* Exercise description:
Work through the data below and copy out every line where "true" is found.
━━━━━ Exercise input ━━━━━
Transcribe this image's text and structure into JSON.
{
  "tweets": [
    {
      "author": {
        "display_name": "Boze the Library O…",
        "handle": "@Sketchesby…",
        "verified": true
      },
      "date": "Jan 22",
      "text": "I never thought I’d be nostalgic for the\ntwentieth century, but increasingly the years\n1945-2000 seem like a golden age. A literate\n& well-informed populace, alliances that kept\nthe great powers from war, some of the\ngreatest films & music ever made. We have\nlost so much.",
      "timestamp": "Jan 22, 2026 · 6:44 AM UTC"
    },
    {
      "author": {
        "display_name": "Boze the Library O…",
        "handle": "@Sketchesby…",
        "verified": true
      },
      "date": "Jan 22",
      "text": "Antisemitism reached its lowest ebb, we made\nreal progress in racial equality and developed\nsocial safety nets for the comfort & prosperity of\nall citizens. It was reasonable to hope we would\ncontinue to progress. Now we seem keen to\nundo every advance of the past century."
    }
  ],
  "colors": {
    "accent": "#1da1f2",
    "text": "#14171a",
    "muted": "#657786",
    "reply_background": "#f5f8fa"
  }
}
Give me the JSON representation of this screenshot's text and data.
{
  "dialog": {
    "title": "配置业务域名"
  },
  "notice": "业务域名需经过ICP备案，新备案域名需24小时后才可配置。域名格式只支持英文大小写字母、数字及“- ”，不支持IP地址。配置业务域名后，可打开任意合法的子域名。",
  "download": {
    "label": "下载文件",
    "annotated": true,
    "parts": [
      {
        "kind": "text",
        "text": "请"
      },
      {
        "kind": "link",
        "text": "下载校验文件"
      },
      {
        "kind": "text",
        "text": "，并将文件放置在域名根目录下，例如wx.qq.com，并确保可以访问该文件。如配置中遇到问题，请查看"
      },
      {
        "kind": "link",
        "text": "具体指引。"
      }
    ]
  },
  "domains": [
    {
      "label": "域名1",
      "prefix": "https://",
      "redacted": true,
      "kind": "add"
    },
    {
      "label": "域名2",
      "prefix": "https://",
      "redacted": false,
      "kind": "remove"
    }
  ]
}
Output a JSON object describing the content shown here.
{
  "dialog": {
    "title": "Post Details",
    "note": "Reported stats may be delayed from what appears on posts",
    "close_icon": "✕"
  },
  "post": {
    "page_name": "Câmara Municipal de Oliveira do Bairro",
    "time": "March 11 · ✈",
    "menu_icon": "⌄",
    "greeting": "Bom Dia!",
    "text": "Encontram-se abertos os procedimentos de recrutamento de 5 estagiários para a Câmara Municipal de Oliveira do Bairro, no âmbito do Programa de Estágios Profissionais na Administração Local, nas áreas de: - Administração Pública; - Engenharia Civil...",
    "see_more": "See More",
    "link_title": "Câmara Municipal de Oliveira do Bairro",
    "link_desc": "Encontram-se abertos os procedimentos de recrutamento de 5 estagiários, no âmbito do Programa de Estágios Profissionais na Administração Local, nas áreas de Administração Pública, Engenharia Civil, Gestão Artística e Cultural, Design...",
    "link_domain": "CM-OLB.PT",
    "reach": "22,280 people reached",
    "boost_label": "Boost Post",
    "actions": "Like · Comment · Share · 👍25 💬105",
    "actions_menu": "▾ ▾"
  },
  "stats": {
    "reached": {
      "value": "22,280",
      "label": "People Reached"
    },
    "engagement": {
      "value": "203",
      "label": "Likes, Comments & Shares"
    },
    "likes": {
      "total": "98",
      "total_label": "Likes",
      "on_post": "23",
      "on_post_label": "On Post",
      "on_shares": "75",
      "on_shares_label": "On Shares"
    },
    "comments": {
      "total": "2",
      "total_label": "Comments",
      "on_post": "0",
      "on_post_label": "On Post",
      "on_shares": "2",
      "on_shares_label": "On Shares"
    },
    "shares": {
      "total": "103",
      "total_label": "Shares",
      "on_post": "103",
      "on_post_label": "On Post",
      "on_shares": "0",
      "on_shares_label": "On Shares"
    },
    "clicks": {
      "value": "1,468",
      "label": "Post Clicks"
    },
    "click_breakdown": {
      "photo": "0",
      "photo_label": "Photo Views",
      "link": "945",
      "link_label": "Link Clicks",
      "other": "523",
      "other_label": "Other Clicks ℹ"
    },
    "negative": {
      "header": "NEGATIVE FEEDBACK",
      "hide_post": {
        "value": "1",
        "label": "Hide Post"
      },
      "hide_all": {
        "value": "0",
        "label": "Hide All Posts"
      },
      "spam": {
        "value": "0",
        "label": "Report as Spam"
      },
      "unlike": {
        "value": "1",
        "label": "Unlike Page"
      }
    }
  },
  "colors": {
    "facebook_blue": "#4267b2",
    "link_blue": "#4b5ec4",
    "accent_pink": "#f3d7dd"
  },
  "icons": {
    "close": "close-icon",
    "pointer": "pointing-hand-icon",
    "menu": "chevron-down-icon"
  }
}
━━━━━
* Problem solution:
        "verified": true
        "verified": true
    "annotated": true,
      "redacted": true,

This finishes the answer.